Nancy Hertzog had one heck of a first day teaching elementary school: one of her students pulled the fire alarm and then vanished — later he was found hitchhiking by the assistant superintendent — as fire and police forces descended on the school.
It was 1977, in Williamsburg, Va. Hertzog, now the new director of the University of Washington’s Robinson Center for Young Scholars, was a new teacher in a public school that had integrated black and white students in the late 1960s, well after the 1954 U.S. Supreme Court decision that ruled against separate schools for black and white children.
Hertzog was teaching fourth and fifth graders who read at the second grade level. And, she was trying just about anything to help them.
“I love active teaching,” she said. “So, I would get down on the floor with the students.” Once at eye-level, Hertzog could engage her students better and get them more excited about the stories they were reading together.
But, school administrators were skeptical of her methods. Hertzog, who grew up in Indianapolis, became frustrated and decided that she needed to get validation for the hands-on, creative teaching she wanted to do. She enrolled in a gifted and talented education master’s degree program at the University of Connecticut to work with Joseph Renzulli, early pioneer in the gifted education field.
Upon completing her master’s in 1981, Hertzog returned to the classroom. Or, more specifically, classrooms. As her physicist husband David Hertzog — a new professor in the UW physics department — received his doctoral and post-doctoral training at various research centers, Hertzog moved with him, landing gifted education teaching gigs in each new hometown. “At one point, I had teaching certificates in five states,” Hertzog said, pausing before remembering them all: Connecticut, Virginia, New York, Pennsylvania and Ohio.
She taught a talented and gifted pull-out program in Long Beach, NY, and taught and coordinated gifted programs in New Kent, Va. and Imperial, Penn. “Wherever I went to teach gifted children, it was different and the children were interested in different things,” Hertzog said.
In 1986 the couple moved to Champaign, Ill. Hertzog’s husband had accepted an assistant professor position in the University of Illinois’ physics department, and Hertzog became the head teacher at the University of Illinois’ University Primary School, a school for very young (ages 3-6) gifted children.
At University Primary School, Hertzog revamped how the staff and curricula nurtured gifted children. “We de-emphasized IQ scores and focused more on talent development.” Hertzog began to realize how the curriculum could be used to nurture all children, including those with cerebral palsy, autism and Asperger’s. In 1994, Hertzog completed her doctorate in special education at the University of Illinois, and then became an assistant professor in the university’s special education department while serving as director of the University Primary School.
She’s worked with gifted children and children with special needs, but Hertzog says “we should not be labeling kids. We should look at children as unique individuals with unique needs.”

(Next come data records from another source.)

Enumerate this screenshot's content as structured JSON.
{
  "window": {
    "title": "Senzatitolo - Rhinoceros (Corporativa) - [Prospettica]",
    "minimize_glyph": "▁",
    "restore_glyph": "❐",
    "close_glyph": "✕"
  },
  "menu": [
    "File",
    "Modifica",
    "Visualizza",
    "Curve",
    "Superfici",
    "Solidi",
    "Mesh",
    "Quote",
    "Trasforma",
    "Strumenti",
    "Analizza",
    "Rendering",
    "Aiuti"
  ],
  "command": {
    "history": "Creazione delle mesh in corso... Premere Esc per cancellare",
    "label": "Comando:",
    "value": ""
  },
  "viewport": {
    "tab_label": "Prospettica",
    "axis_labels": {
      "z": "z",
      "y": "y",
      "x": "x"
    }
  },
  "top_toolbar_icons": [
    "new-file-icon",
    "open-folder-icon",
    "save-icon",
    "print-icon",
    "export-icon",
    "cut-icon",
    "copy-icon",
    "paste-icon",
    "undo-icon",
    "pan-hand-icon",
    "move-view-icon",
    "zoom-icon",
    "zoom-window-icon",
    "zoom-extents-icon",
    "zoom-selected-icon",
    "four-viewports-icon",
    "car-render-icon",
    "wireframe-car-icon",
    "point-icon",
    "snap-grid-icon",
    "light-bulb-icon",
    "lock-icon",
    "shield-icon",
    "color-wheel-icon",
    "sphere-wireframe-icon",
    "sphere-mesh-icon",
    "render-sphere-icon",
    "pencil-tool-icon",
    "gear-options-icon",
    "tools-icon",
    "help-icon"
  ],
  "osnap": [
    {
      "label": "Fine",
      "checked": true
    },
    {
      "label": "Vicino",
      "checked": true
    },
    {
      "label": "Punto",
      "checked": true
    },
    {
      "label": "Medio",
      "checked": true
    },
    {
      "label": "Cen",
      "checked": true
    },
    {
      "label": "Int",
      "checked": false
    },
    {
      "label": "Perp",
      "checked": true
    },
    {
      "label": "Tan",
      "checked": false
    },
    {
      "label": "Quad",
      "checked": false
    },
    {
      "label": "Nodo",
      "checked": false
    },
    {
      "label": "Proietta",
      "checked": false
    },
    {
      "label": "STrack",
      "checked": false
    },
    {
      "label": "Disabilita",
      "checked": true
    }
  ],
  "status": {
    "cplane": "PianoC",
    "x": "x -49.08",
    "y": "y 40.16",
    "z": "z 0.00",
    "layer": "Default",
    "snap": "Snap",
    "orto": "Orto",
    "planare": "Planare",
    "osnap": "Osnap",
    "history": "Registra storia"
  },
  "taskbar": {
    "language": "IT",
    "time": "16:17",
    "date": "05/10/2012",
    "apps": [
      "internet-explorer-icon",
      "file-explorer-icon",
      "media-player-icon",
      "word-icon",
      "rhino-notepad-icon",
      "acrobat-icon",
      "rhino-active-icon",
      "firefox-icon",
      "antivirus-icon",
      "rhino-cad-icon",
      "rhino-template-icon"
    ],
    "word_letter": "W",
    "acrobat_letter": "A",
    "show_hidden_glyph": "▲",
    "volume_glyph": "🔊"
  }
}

All children should have challenging classroom environments regardless of their abilities, she said. “I look at students’ needs and talents and what they need to keep growing and be challenged.”
Hertzog and her husband lived in Champaign for 24 years, raised two sons and built their dream house. In August, the couple celebrated their 30th wedding anniversary while packing boxes.
The move to Seattle is a new chapter in their lives. They’re empty-nesters now. Their younger son is a business major at their alma mater, Wittenberg University in Springfield, Ohio. Their older son — who was born prematurely and weighed two and half pounds at birth — is a jazz guitarist in Brooklyn, NY. He’s being considered for the ballot of 2011 Grammy nominees.
In mid-September, Hertzog began her new job as director of the Halbert and Nancy Robinson Center for Young Scholars, which has administered early entrance programs to UW since 1977. More than 500 gifted young scholars from the Seattle area have entered UW through the Robinson Center, and each year 400 children participate in the center’s summer programs. The center is affiliated with UW’s Undergraduate Academic Affairs office. Hertzog is also a professor in the College of Education’s educational psychology department.
Located in Guthrie Annex 2 — a cozy outbuilding tucked between Guthrie Hall and 15th Avenue — the Robinson Center is a homebase for middle school-aged children who are entering the University early and who are too young to live in the dorms. Through the Center’s transition school, students come to campus every day to take college classes in math, history and English. In between classes, they come to the Robinson Center to hang out in the lounge, chat with friends and use the kitchen to prepare lunch. They take classes at the center that help bridge middle school to college curricula.
The Center is also home to students in the UW Academy, a program for students who enter the UW as freshmen after their tenth grade year of high school.
Though the Robinson Center was created for children who have a need to accelerate their academic curriculum, Hertzog envisions the center as serving a larger population. She hopes to develop partnerships and collaborations with researchers and schools in the Seattle area to bring rigorous learning environments to all children.
“My challenge is looking at the programs we have developed and figuring out how they could be offered to the Seattle community,” Hertzog said. “The Robinson Center can be more than a haven for gifted children. We can also provide professional development for all teachers who want to enrich their kids.”